Presidential candidate Matthew Razek and running mate Tori Spears also boast some impressive accomplishments within USGA. Razek, who has a reputation for being easy to work with, has been on USGA for three years and served his last two as Speaker of the Senate. He also has a working relationship with many of the administrators on campus. Spears has leadership background in Greek Life and within the athletic department from her time as a student-athlete. Though this is Spears’ first year on USGA, she co-sponsored the water bottle refill station movement and water bottle ban legislation as a member of the Residence Life and Dining Committee. While the Editorial Board finds their experience impressive, these candidates failed to communicate exactly how they would combat rising tuition or lower major requirements, issues they said were important to them. The vague nature of their platform does not convey the level of knowledge and passion expressed by Poirier and McDowell.
Junior Eftiola Trebicka and sophomore Nicholas Ramirez are also running. With a driving personality and sense of responsibility, Trebicka is known to accomplish the goals she sets. They have admirable aims, such as improving four-year graduation rates and making sure students are prepared for life after Loyola, but this team of candidates did not clearly articulate how they would go about achieving these goals. As part of the Academic Affairs committee, Trebicka worked to lower the graduation requirements to 120 credit hours. Nevertheless, this duo has not been involved with USGA for as long as the other candidates and lacked a defined vision for their administration in their interview.
The remaining pair of candidates is Matthew Smith and Derek Gliwa. The Editorial Board questions whether these two take the issues seriously or could efficiently lead USGA when they are not currently in, nor have ever been, part of the organization.

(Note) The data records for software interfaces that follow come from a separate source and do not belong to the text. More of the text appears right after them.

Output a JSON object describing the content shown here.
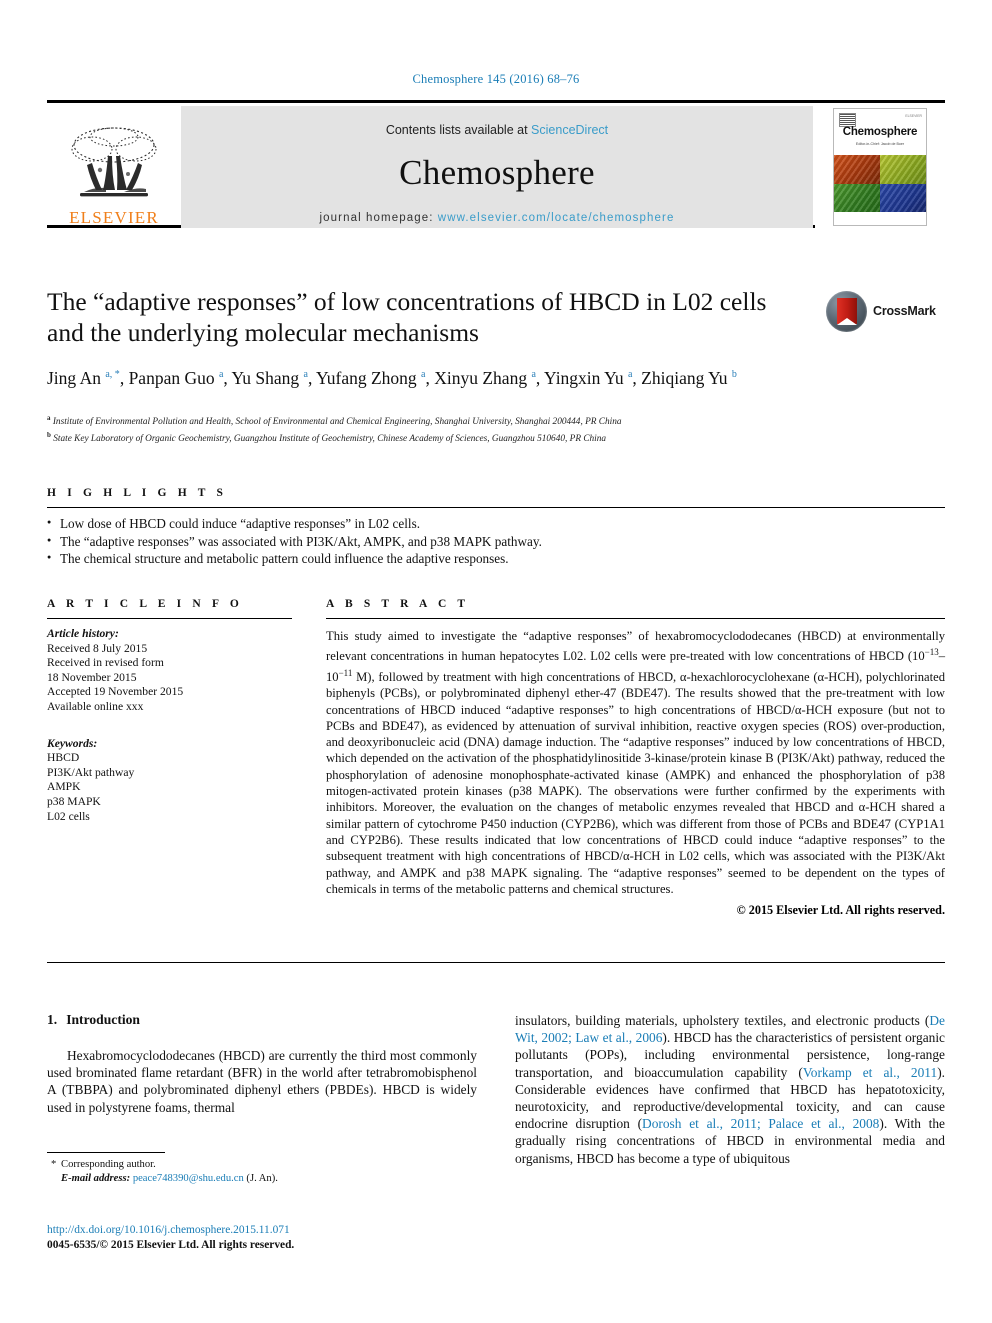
{
  "running_head": "Chemosphere 145 (2016) 68–76",
  "masthead": {
    "publisher_logo_label": "ELSEVIER",
    "contents_prefix": "Contents lists available at",
    "contents_link": "ScienceDirect",
    "journal_name": "Chemosphere",
    "homepage_prefix": "journal homepage:",
    "homepage_url": "www.elsevier.com/locate/chemosphere",
    "cover": {
      "title": "Chemosphere",
      "subtitle": "Editor-in-Chief: Jacob de Boer",
      "corner_label": "ELSEVIER"
    }
  },
  "article": {
    "title": "The “adaptive responses” of low concentrations of HBCD in L02 cells and the underlying molecular mechanisms",
    "crossmark_label": "CrossMark",
    "authors": [
      {
        "name": "Jing An",
        "sup": "a, *"
      },
      {
        "name": "Panpan Guo",
        "sup": "a"
      },
      {
        "name": "Yu Shang",
        "sup": "a"
      },
      {
        "name": "Yufang Zhong",
        "sup": "a"
      },
      {
        "name": "Xinyu Zhang",
        "sup": "a"
      },
      {
        "name": "Yingxin Yu",
        "sup": "a"
      },
      {
        "name": "Zhiqiang Yu",
        "sup": "b"
      }
    ],
    "affiliations": [
      {
        "marker": "a",
        "text": "Institute of Environmental Pollution and Health, School of Environmental and Chemical Engineering, Shanghai University, Shanghai 200444, PR China"
      },
      {
        "marker": "b",
        "text": "State Key Laboratory of Organic Geochemistry, Guangzhou Institute of Geochemistry, Chinese Academy of Sciences, Guangzhou 510640, PR China"
      }
    ]
  },
  "highlights": {
    "heading": "H I G H L I G H T S",
    "items": [
      "Low dose of HBCD could induce “adaptive responses” in L02 cells.",
      "The “adaptive responses” was associated with PI3K/Akt, AMPK, and p38 MAPK pathway.",
      "The chemical structure and metabolic pattern could influence the adaptive responses."
    ]
  },
  "article_info": {
    "heading": "A R T I C L E  I N F O",
    "history_label": "Article history:",
    "history": [
      "Received 8 July 2015",
      "Received in revised form",
      "18 November 2015",
      "Accepted 19 November 2015",
      "Available online xxx"
    ],
    "keywords_label": "Keywords:",
    "keywords": [
      "HBCD",
      "PI3K/Akt pathway",
      "AMPK",
      "p38 MAPK",
      "L02 cells"
    ]
  },
  "abstract": {
    "heading": "A B S T R A C T",
    "part1": "This study aimed to investigate the “adaptive responses” of hexabromocyclododecanes (HBCD) at environmentally relevant concentrations in human hepatocytes L02. L02 cells were pre-treated with low concentrations of HBCD (10",
    "exp1": "−13",
    "mid1": "–10",
    "exp2": "−11",
    "part2": " M), followed by treatment with high concentrations of HBCD, α-hexachlorocyclohexane (α-HCH), polychlorinated biphenyls (PCBs), or polybrominated diphenyl ether-47 (BDE47). The results showed that the pre-treatment with low concentrations of HBCD induced “adaptive responses” to high concentrations of HBCD/α-HCH exposure (but not to PCBs and BDE47), as evidenced by attenuation of survival inhibition, reactive oxygen species (ROS) over-production, and deoxyribonucleic acid (DNA) damage induction. The “adaptive responses” induced by low concentrations of HBCD, which depended on the activation of the phosphatidylinositide 3-kinase/protein kinase B (PI3K/Akt) pathway, reduced the phosphorylation of adenosine monophosphate-activated kinase (AMPK) and enhanced the phosphorylation of p38 mitogen-activated protein kinases (p38 MAPK). The observations were further confirmed by the experiments with inhibitors. Moreover, the evaluation on the changes of metabolic enzymes revealed that HBCD and α-HCH shared a similar pattern of cytochrome P450 induction (CYP2B6), which was different from those of PCBs and BDE47 (CYP1A1 and CYP2B6). These results indicated that low concentrations of HBCD could induce “adaptive responses” to the subsequent treatment with high concentrations of HBCD/α-HCH in L02 cells, which was associated with the PI3K/Akt pathway, and AMPK and p38 MAPK signaling. The “adaptive responses” seemed to be dependent on the types of chemicals in terms of the metabolic patterns and chemical structures.",
    "copyright": "© 2015 Elsevier Ltd. All rights reserved."
  },
  "body": {
    "section_number": "1.",
    "section_title": "Introduction",
    "left_paragraph": "Hexabromocyclododecanes (HBCD) are currently the third most commonly used brominated flame retardant (BFR) in the world after tetrabromobisphenol A (TBBPA) and polybrominated diphenyl ethers (PBDEs). HBCD is widely used in polystyrene foams, thermal",
    "right_p1a": "insulators, building materials, upholstery textiles, and electronic products (",
    "right_ref1": "De Wit, 2002; Law et al., 2006",
    "right_p1b": "). HBCD has the characteristics of persistent organic pollutants (POPs), including environmental persistence, long-range transportation, and bioaccumulation capability (",
    "right_ref2": "Vorkamp et al., 2011",
    "right_p1c": "). Considerable evidences have confirmed that HBCD has hepatotoxicity, neurotoxicity, and reproductive/developmental toxicity, and can cause endocrine disruption (",
    "right_ref3": "Dorosh et al., 2011; Palace et al., 2008",
    "right_p1d": "). With the gradually rising concentrations of HBCD in environmental media and organisms, HBCD has become a type of ubiquitous"
  },
  "footer": {
    "corresponding_star": "*",
    "corresponding_label": "Corresponding author.",
    "email_label": "E-mail address:",
    "email": "peace748390@shu.edu.cn",
    "email_suffix": "(J. An).",
    "doi": "http://dx.doi.org/10.1016/j.chemosphere.2015.11.071",
    "issn_line": "0045-6535/© 2015 Elsevier Ltd. All rights reserved."
  }
}
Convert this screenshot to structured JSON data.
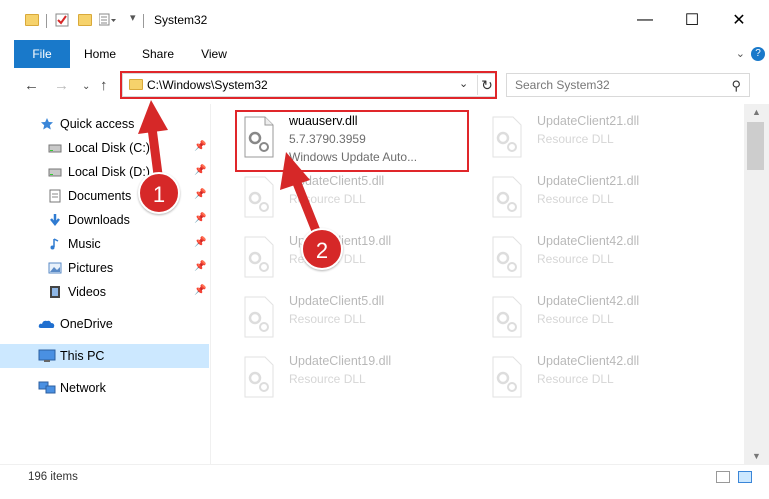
{
  "window": {
    "title": "System32",
    "controls": {
      "minimize": "—",
      "maximize": "☐",
      "close": "✕"
    }
  },
  "ribbon": {
    "tabs": [
      "File",
      "Home",
      "Share",
      "View"
    ]
  },
  "address": {
    "path": "C:\\Windows\\System32"
  },
  "search": {
    "placeholder": "Search System32"
  },
  "sidebar": {
    "items": [
      {
        "label": "Quick access",
        "icon": "star-icon"
      },
      {
        "label": "Local Disk (C:)",
        "icon": "drive-icon",
        "pinned": true
      },
      {
        "label": "Local Disk (D:)",
        "icon": "drive-icon",
        "pinned": true
      },
      {
        "label": "Documents",
        "icon": "documents-icon",
        "pinned": true
      },
      {
        "label": "Downloads",
        "icon": "downloads-icon",
        "pinned": true
      },
      {
        "label": "Music",
        "icon": "music-icon",
        "pinned": true
      },
      {
        "label": "Pictures",
        "icon": "pictures-icon",
        "pinned": true
      },
      {
        "label": "Videos",
        "icon": "videos-icon",
        "pinned": true
      },
      {
        "label": "OneDrive",
        "icon": "onedrive-icon"
      },
      {
        "label": "This PC",
        "icon": "pc-icon",
        "selected": true
      },
      {
        "label": "Network",
        "icon": "network-icon"
      }
    ]
  },
  "files": {
    "highlighted": {
      "name": "wuauserv.dll",
      "version": "5.7.3790.3959",
      "description": "Windows Update Auto..."
    },
    "col1": [
      {
        "name": "UpdateClient5.dll",
        "type": "Resource DLL"
      },
      {
        "name": "UpdateClient19.dll",
        "type": "Resource DLL"
      },
      {
        "name": "UpdateClient5.dll",
        "type": "Resource DLL"
      },
      {
        "name": "UpdateClient19.dll",
        "type": "Resource DLL"
      }
    ],
    "col2": [
      {
        "name": "UpdateClient21.dll",
        "type": "Resource DLL"
      },
      {
        "name": "UpdateClient21.dll",
        "type": "Resource DLL"
      },
      {
        "name": "UpdateClient42.dll",
        "type": "Resource DLL"
      },
      {
        "name": "UpdateClient42.dll",
        "type": "Resource DLL"
      },
      {
        "name": "UpdateClient42.dll",
        "type": "Resource DLL"
      }
    ]
  },
  "status": {
    "item_count": "196 items"
  },
  "annotations": {
    "badge1": "1",
    "badge2": "2",
    "color": "#d62828"
  },
  "colors": {
    "accent": "#1979ca",
    "selection": "#cce8ff",
    "highlight": "#e0262a"
  }
}
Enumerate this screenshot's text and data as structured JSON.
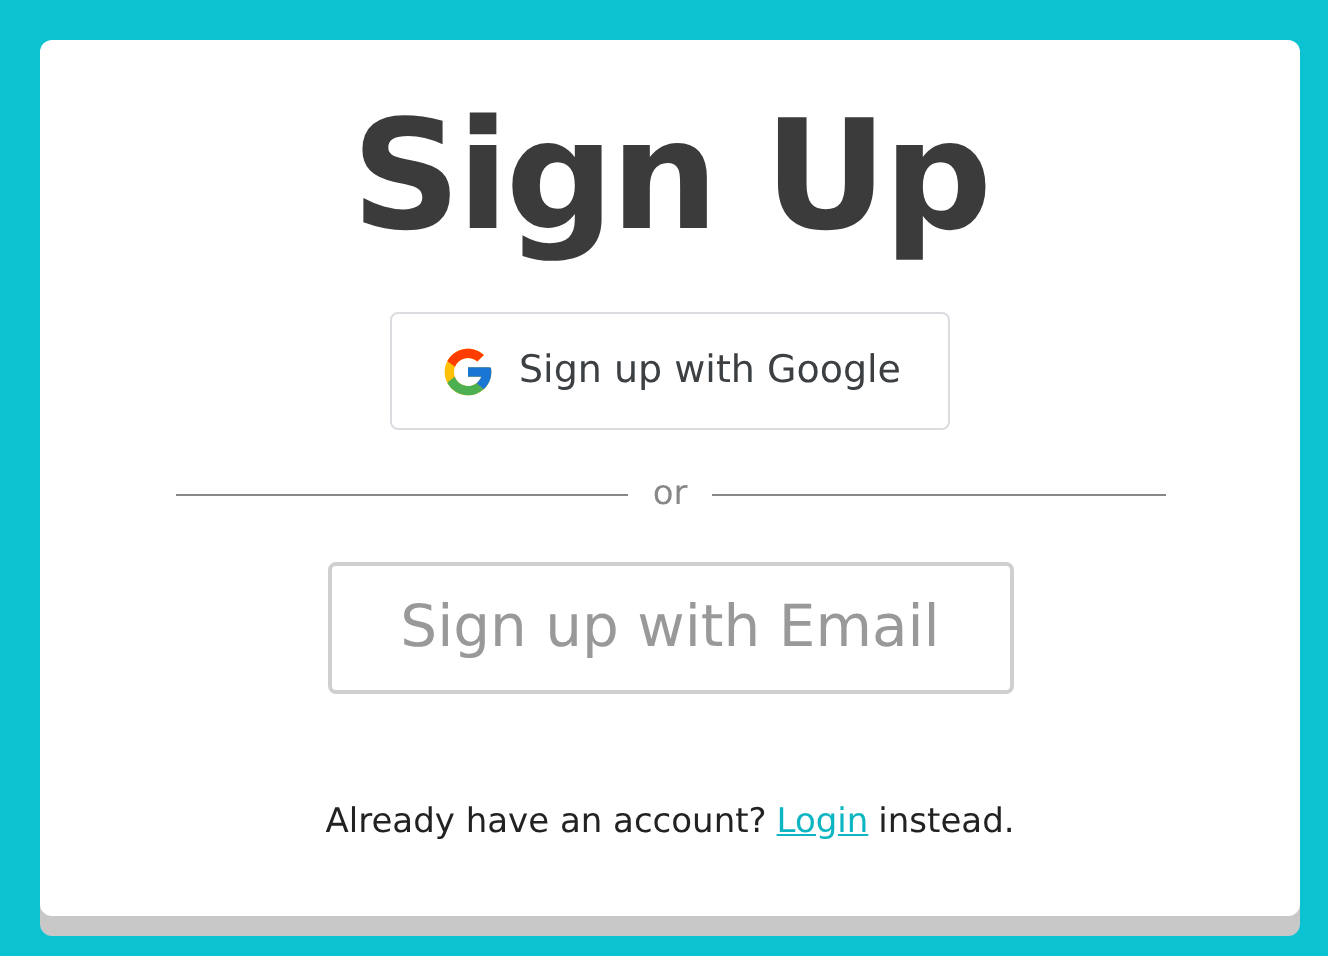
{
  "title": "Sign Up",
  "google_button": {
    "label": "Sign up with Google"
  },
  "divider": {
    "label": "or"
  },
  "email_button": {
    "label": "Sign up with Email"
  },
  "footer": {
    "prefix": "Already have an account?",
    "link": "Login",
    "suffix": "instead."
  }
}
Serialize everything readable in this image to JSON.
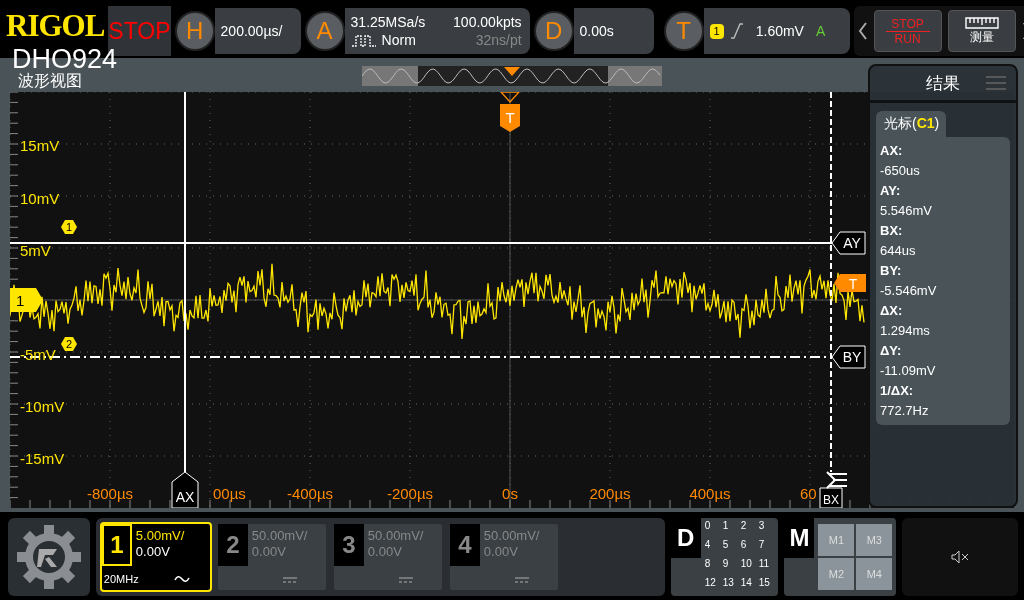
{
  "header": {
    "brand": "RIGOL",
    "model": "DHO924",
    "run_state": "STOP",
    "horizontal": {
      "key": "H",
      "scale": "200.00µs/"
    },
    "acquire": {
      "key": "A",
      "sample_rate": "31.25MSa/s",
      "memory_depth": "100.00kpts",
      "mode": "Norm",
      "interval": "32ns/pt"
    },
    "delay": {
      "key": "D",
      "offset": "0.00s"
    },
    "trigger": {
      "key": "T",
      "source": "1",
      "level": "1.60mV",
      "sweep": "A"
    },
    "run_stop": {
      "top": "STOP",
      "bottom": "RUN"
    },
    "measure_button": "测量"
  },
  "view": {
    "title": "波形视图",
    "y_labels": [
      "15mV",
      "10mV",
      "5mV",
      "-5mV",
      "-10mV",
      "-15mV"
    ],
    "x_labels": [
      "-800µs",
      "00µs",
      "-400µs",
      "-200µs",
      "0s",
      "200µs",
      "400µs",
      "60"
    ],
    "trigger_marker": "T",
    "trigger_level_marker": "T",
    "channel_marker": "1",
    "reference_markers": [
      "1",
      "2"
    ],
    "cursors": {
      "ax": "AX",
      "ay": "AY",
      "bx": "BX",
      "by": "BY"
    }
  },
  "results": {
    "title": "结果",
    "tab": {
      "prefix": "光标(",
      "channel": "C1",
      "suffix": ")"
    },
    "items": [
      {
        "label": "AX:",
        "value": "-650us"
      },
      {
        "label": "AY:",
        "value": "5.546mV"
      },
      {
        "label": "BX:",
        "value": "644us"
      },
      {
        "label": "BY:",
        "value": "-5.546mV"
      },
      {
        "label": "ΔX:",
        "value": "1.294ms"
      },
      {
        "label": "ΔY:",
        "value": "-11.09mV"
      },
      {
        "label": "1/ΔX:",
        "value": "772.7Hz"
      }
    ]
  },
  "channels": [
    {
      "number": "1",
      "scale": "5.00mV/",
      "offset": "0.00V",
      "bandwidth": "20MHz",
      "kind": "ac",
      "selected": true
    },
    {
      "number": "2",
      "scale": "50.00mV/",
      "offset": "0.00V",
      "kind": "dc",
      "selected": false
    },
    {
      "number": "3",
      "scale": "50.00mV/",
      "offset": "0.00V",
      "kind": "dc",
      "selected": false
    },
    {
      "number": "4",
      "scale": "50.00mV/",
      "offset": "0.00V",
      "kind": "dc",
      "selected": false
    }
  ],
  "digital": {
    "key": "D",
    "channels": [
      "0",
      "1",
      "2",
      "3",
      "4",
      "5",
      "6",
      "7",
      "8",
      "9",
      "10",
      "11",
      "12",
      "13",
      "14",
      "15"
    ]
  },
  "math": {
    "key": "M",
    "items": [
      "M1",
      "M3",
      "M2",
      "M4"
    ]
  }
}
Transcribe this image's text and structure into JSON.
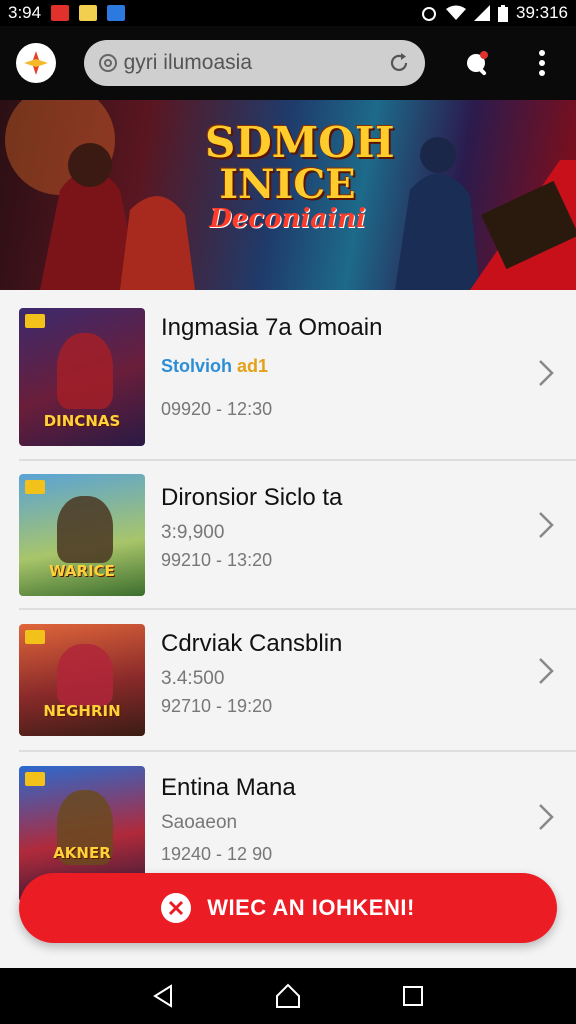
{
  "status_bar": {
    "left_time": "3:94",
    "right_time": "39:316",
    "icons": [
      "app-notification-icon",
      "note-notification-icon",
      "shield-notification-icon",
      "alarm-icon",
      "wifi-icon",
      "signal-icon",
      "battery-icon"
    ]
  },
  "app_bar": {
    "search_text": "gyri ilumoasia",
    "actions": [
      "refresh-icon",
      "notification-bell-icon",
      "more-vert-icon"
    ]
  },
  "banner": {
    "title_line1": "SDMOH",
    "title_line2": "INICE",
    "title_line3": "Deconiaini"
  },
  "items": [
    {
      "title": "Ingmasia 7a Omoain",
      "sub_a": "Stolvioh",
      "sub_b": "ad1",
      "time": "09920 - 12:30",
      "caption": "DINCNAS"
    },
    {
      "title": "Dironsior Siclo ta",
      "sub": "3:9,900",
      "time": "99210 - 13:20",
      "caption": "WARICE"
    },
    {
      "title": "Cdrviak Cansblin",
      "sub": "3.4:500",
      "time": "92710 - 19:20",
      "caption": "NEGHRIN"
    },
    {
      "title": "Entina Mana",
      "sub": "Saoaeon",
      "time": "19240 - 12 90",
      "caption": "AKNER"
    }
  ],
  "cta": {
    "label": "WIEC AN IOHKENI!"
  },
  "colors": {
    "accent": "#ec1c24",
    "link": "#2c8ed6",
    "gold": "#ffcc2e"
  }
}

Despite their differences in experience and the variety of goals each of these teams have, we commend each of the candidates for their plans to keep students in the loop about actions throughout the upcoming year, something that USGA has been sorely lacking. Plans ranged from Smith/Gliwa’s suggestion of placing comment boxes on Loyola’s campus or the USGA website, to Razek/Spears’ plan to hold special forums where student can meet with administrators and USGA, to Poirier/McDowell’s Twitter hashtag #JumpOnItUSGA for students to send direct complaints and suggestions. Having a medium where students can voice their concerns is essential for enacting campus-wide change via social media.
We find Poirier and McDowell the most impressive of the contenders to lead USGA next year. Out of all the candidates, these two most clearly laid out their plans for the upcoming year and were the most passionate about their goals. Whether or not they can follow through on their promises remains to be seen, and we hope that inaction does not cause us to reconsider our endorsement. But Poirier/McDowell’s agenda and attitude are the right ones for Loyola, and their knowledge and energy give us hope that it can become reality.
To learn more about the candidates, check out the full-length videos of The PHOENIX’s interviews with each ticket. Voting takes place via email on March 27-28.